BSAFE: Online Course provided by the United Nations This online course covers basic safety and security preparedness while working overseas, provided by the UN Department of Safety and Security. Highly recommended for anyone traveling or working internationally. Click here for instructions on how to register.
DisasterReady.org is a free, easy-to-use online training resource designed to help prepare aid workers for the demands of field worked.
“Sphere in Practice” online training and MOOC supports students, humanitarian professionals and anyone who wishes to learn about humanitarian standards in an interactive and engaging way.

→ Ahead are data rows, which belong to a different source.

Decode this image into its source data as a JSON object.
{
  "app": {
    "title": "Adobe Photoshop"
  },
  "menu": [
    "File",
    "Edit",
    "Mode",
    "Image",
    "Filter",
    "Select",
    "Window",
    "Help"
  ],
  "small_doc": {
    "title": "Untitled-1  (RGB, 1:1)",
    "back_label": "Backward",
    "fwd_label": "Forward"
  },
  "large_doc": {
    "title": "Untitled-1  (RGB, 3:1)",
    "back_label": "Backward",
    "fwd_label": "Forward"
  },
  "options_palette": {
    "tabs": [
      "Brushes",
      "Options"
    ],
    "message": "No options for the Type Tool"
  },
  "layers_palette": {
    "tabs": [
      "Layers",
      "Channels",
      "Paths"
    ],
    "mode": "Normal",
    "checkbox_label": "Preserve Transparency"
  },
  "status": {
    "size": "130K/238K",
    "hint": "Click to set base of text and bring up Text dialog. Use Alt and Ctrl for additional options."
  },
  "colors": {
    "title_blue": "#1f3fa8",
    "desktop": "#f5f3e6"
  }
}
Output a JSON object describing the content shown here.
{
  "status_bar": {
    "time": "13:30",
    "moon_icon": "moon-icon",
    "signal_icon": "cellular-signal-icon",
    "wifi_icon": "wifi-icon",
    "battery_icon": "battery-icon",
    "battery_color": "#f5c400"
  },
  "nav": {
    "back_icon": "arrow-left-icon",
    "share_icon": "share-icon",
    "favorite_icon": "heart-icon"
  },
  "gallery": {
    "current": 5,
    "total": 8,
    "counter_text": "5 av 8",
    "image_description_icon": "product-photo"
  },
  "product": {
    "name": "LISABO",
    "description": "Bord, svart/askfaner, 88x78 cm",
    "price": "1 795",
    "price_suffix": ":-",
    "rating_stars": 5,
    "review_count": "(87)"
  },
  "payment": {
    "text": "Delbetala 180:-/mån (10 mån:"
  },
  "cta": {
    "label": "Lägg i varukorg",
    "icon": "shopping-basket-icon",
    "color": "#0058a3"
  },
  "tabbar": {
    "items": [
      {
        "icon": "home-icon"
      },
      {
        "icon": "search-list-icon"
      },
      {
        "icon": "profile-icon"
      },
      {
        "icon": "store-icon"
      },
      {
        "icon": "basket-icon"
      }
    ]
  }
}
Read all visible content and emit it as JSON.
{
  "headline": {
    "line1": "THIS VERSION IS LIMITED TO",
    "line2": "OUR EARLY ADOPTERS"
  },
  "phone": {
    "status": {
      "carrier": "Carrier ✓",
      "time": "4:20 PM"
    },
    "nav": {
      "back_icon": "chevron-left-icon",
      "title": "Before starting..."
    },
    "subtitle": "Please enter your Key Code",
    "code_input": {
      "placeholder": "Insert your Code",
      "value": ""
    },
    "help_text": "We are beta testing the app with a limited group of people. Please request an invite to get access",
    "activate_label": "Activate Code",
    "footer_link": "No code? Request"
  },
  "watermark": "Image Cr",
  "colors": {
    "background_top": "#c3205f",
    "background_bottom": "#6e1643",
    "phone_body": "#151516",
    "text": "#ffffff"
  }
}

Health Emergencies in Large Populations (HELP) course is offered by the Johns Hopkins Bloomberg School of Public Health in collaboration with the International Committee of the Red Cross (ICRC) and the Johns Hopkins School of Nursing and offers humanitarian workers an intensive training experience in public health principles and disaster epidemiology.
HumanitarianU Disaster & Response eCertification is a recognized certification program that provides information, skills and accreditation to support relief efforts in disasters and crises.
Unite for Sight Global Health University is a nonprofit organization committed to excellence in global health. Unite for Sight’s Global Health University is designed to develop and nurture current and future global health leaders.
Disaster and Humanitarian Response Resources
The Sphere Standards have become a primary reference tool for national and international NGOs, volunteers, UN agencies, governments, donors, the private sector, and many others with the goal of improving the quality of humanitarian assistance and the accountability of humanitarian actors to their constituents, donors and affected populations.
The UN Office for the Coordination of Humanitarian Affairs (OCHA) is the part of the United Nations Secretariat responsible for bringing together humanitarian actors to ensure a coherent response to emergencies.
WHO Emergency Response Framework (ERF) clarifies the World Health Organization (WHO) roles and responsibilities during emergencies.
The Foreign Medical Teams (FMT) Working Group under the auspices of the Global Health Cluster and WHO provide the classification and minimum standards for foreign medical teams (since renamed emergency medical teams or EMTs) in sudden onset disasters.
One of the best ways you can get involved with global disaster response is to be prepared! Being ready to deploy at any time is a very helpful way to get involved. Here are some recommendations:
Take the recommended online trainings (Building a Better Response and UN BSAFE) any time. These are required of all volunteers who are deployed through MGH Global Disaster Response.
Make sure your passport is good for at least 6 months into the future, as this is also a requirement for anyone who wishes to be deployed.
Make sure you are up to date with all your required vaccines. While individual countries may have specific requirements, a list of the most commonly required vaccines can be downloaded here. All healthcare workers should already be up to date with Influenza, Hepatitis B, MMR (measles, mumps and rubella) and Varicella. Check with the MGH Travel Clinic or your personal physician if you have any questions.
Have a “go-bag” ready. Having a “go-bag” is considered a basic security measure. This is a small bag with essential items that you can grab if you must “go” somewhere quickly, i.e. evacuate in case of emergency. This should sustain you for 1-2 days even if your main luggage is lost or inaccessible. An exhaustive list of what could go into a “go-bag” can be downloaded here, but be aware that not all missions will require all items.